_MATERIAL SHOWN:_

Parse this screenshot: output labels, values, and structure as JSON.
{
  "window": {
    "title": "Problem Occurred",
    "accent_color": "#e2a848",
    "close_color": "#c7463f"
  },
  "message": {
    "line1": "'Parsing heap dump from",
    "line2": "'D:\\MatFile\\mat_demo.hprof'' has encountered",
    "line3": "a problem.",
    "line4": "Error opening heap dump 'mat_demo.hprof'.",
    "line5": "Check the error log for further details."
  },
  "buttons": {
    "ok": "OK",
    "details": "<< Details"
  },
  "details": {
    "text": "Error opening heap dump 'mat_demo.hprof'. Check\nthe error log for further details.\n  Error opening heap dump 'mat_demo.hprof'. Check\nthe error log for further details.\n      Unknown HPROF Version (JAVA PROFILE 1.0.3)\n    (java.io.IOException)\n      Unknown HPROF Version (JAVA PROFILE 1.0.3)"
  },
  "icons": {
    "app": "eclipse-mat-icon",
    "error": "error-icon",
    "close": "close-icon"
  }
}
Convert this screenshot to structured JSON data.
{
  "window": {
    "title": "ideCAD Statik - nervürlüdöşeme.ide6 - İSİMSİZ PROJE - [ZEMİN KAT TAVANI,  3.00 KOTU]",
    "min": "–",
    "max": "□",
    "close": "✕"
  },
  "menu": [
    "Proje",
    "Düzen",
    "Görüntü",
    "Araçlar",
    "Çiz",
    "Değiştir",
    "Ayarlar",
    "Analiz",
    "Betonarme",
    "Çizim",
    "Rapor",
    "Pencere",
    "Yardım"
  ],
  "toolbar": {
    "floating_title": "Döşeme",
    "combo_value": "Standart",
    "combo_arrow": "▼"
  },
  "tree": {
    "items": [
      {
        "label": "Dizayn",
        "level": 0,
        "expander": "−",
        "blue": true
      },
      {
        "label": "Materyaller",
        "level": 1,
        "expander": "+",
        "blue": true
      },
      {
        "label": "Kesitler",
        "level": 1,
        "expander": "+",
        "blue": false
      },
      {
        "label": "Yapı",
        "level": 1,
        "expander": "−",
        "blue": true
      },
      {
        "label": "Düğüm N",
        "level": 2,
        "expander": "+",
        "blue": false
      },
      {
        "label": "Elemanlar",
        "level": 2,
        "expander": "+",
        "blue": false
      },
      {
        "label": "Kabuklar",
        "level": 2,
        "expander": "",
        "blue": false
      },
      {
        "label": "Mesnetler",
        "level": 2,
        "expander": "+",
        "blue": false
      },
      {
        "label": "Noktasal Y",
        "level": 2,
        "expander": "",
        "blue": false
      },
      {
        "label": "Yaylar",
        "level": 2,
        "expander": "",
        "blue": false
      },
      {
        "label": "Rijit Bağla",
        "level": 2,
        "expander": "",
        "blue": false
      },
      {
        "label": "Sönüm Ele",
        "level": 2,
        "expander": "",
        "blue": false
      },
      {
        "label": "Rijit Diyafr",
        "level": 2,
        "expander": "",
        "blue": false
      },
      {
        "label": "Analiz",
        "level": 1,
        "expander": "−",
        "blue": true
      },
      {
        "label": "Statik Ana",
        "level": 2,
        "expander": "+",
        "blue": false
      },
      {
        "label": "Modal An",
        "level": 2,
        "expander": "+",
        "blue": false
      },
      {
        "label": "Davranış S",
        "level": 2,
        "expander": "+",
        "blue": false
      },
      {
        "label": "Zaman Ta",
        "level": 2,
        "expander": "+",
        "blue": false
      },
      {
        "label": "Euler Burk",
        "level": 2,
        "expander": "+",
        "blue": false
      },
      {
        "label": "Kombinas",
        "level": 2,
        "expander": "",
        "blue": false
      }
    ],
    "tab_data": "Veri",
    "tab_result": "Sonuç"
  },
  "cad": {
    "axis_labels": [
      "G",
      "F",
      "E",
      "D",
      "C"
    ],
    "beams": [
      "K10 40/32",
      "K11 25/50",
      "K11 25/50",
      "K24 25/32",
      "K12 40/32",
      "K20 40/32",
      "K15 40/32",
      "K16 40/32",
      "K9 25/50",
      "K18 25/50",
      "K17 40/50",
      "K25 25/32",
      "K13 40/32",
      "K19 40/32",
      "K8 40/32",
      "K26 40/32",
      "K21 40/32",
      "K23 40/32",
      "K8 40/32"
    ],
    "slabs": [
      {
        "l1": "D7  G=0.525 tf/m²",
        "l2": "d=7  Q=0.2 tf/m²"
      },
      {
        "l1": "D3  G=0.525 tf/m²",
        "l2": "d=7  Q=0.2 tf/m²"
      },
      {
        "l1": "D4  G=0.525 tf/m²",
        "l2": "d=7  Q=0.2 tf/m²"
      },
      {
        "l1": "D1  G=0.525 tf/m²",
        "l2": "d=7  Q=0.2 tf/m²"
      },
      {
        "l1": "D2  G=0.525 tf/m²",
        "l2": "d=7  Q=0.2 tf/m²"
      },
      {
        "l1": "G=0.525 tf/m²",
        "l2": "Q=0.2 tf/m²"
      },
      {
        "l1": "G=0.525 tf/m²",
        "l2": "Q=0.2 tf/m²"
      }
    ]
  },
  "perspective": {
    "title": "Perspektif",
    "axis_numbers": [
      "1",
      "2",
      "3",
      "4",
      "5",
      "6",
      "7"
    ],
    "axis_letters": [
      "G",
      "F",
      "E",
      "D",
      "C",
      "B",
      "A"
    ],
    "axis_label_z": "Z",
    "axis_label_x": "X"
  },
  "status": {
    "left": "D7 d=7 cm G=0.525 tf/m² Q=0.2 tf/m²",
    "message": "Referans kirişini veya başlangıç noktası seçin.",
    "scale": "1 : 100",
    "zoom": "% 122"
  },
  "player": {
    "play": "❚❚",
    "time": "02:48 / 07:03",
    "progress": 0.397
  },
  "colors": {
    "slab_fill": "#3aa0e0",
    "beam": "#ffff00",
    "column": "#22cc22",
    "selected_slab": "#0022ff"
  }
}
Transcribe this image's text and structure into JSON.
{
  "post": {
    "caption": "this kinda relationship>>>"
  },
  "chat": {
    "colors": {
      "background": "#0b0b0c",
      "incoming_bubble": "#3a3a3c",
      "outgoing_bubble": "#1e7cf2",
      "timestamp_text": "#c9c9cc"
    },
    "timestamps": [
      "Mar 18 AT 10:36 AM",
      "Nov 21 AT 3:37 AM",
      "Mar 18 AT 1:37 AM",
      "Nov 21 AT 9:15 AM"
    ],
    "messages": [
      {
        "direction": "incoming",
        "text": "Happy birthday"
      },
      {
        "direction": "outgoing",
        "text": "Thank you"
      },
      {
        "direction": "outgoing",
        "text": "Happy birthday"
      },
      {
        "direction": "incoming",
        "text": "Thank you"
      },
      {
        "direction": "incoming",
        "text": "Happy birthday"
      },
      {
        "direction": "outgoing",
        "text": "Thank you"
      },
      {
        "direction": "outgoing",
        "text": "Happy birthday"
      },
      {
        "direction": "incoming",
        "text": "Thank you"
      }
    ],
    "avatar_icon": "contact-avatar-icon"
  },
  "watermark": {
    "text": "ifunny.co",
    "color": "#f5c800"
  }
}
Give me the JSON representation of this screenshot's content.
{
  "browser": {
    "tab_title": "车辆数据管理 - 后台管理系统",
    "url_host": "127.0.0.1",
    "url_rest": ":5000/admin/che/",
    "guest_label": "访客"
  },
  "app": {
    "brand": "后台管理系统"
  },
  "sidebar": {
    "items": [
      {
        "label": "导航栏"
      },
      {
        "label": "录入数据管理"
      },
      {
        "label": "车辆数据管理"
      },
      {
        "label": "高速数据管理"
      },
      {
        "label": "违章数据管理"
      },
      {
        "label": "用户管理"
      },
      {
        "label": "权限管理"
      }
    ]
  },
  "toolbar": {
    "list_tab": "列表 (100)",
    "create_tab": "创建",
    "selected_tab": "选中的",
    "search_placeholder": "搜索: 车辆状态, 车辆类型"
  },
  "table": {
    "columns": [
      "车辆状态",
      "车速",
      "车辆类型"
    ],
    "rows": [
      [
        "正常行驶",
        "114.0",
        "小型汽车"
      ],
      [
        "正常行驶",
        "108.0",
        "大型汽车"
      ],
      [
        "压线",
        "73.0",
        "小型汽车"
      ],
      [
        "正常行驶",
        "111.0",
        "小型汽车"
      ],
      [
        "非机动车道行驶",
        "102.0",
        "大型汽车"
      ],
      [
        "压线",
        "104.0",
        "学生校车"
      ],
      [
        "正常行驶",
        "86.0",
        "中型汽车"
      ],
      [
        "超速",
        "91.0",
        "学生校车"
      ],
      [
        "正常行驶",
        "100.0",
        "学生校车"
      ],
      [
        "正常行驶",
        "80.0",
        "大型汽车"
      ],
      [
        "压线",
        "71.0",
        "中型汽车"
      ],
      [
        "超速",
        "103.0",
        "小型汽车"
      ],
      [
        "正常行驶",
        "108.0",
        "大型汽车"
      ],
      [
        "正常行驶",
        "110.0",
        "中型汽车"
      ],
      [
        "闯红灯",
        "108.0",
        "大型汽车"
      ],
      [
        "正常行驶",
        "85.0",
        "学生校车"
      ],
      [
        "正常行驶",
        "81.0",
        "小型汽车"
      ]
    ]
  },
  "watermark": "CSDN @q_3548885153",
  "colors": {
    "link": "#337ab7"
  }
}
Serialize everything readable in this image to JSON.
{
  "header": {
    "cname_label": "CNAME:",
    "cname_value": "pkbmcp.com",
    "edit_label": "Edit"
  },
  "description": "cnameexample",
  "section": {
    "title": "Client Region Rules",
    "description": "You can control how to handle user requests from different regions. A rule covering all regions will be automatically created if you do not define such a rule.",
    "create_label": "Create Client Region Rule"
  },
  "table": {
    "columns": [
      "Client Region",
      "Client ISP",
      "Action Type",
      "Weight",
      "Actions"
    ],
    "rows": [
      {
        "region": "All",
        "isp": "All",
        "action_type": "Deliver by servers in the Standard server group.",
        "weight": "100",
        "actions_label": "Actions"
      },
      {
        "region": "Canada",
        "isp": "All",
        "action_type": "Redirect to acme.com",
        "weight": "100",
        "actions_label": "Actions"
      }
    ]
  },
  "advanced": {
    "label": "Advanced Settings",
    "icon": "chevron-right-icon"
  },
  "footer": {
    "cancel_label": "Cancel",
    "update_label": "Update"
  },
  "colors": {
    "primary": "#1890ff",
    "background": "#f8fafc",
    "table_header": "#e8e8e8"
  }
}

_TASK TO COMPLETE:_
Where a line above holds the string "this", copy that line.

_RESPONSE:_
Parse this screenshot: output labels, values, and structure as JSON.
Convert this screenshot to structured JSON data.
Transcribe this image's text and structure into JSON.
    "caption": "this kinda relationship>>>"
Give me the JSON representation of this screenshot's content.
Serialize everything readable in this image to JSON.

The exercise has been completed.